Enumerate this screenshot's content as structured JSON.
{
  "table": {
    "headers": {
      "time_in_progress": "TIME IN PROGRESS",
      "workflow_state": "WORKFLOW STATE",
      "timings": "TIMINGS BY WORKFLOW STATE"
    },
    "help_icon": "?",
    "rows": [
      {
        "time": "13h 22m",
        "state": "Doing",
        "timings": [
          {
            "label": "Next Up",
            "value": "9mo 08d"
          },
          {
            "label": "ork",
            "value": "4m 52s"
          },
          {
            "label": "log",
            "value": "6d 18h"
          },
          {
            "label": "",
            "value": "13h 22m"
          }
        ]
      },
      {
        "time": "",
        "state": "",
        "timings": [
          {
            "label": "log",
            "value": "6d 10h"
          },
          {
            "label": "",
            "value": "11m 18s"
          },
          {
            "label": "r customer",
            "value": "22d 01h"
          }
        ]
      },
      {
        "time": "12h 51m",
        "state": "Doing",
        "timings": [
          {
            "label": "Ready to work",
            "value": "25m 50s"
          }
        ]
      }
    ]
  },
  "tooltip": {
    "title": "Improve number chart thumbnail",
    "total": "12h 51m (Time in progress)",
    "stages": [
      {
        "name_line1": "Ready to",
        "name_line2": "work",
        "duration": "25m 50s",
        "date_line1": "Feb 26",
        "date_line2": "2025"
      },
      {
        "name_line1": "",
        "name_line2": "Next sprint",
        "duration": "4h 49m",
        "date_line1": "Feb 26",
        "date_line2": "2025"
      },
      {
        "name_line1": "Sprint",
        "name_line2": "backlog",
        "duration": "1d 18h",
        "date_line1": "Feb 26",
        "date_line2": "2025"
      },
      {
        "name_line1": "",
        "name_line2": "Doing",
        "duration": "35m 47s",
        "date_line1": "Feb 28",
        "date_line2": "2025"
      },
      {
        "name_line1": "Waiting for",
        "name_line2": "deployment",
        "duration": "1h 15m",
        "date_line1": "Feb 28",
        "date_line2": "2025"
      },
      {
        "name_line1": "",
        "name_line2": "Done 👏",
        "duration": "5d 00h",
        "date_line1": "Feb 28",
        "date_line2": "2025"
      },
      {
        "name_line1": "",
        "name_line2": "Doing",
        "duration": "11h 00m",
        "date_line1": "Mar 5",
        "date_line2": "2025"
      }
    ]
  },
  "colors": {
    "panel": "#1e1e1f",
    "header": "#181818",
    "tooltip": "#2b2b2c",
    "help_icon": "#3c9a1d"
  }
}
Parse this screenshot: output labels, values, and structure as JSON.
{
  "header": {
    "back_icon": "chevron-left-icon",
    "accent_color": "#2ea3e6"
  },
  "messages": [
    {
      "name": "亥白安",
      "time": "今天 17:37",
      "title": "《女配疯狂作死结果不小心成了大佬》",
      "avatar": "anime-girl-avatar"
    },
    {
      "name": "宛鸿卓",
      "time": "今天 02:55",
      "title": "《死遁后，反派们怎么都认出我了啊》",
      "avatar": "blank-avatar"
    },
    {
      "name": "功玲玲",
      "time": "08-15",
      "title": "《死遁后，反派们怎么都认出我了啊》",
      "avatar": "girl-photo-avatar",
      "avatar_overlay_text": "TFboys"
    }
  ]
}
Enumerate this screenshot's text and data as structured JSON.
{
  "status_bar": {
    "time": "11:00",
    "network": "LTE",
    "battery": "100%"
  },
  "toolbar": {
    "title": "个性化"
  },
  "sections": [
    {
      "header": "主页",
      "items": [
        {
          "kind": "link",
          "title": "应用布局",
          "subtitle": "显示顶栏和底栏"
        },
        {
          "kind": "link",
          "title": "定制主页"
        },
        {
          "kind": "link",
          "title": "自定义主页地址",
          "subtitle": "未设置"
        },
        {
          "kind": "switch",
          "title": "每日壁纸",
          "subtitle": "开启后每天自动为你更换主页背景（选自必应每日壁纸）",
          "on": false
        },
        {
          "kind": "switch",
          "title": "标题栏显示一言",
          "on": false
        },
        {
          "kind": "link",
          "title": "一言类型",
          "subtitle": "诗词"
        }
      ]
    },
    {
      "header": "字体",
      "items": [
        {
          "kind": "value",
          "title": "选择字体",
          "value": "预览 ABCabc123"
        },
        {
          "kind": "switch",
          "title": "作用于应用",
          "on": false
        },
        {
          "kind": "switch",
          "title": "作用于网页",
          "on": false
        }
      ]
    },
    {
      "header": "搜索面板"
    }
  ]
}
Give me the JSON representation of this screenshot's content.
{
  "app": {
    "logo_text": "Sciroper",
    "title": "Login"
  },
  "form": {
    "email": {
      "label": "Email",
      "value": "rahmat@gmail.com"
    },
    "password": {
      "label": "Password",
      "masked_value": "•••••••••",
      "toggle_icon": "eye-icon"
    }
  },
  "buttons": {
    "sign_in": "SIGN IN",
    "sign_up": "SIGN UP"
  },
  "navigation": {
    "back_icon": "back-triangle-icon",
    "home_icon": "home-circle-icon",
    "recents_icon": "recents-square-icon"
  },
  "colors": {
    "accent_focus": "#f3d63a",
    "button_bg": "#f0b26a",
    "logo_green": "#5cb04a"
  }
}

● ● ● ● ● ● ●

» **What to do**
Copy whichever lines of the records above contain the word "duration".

» **Worked solution**
        "duration": "25m 50s",
        "duration": "4h 49m",
        "duration": "1d 18h",
        "duration": "35m 47s",
        "duration": "1h 15m",
        "duration": "5d 00h",
        "duration": "11h 00m",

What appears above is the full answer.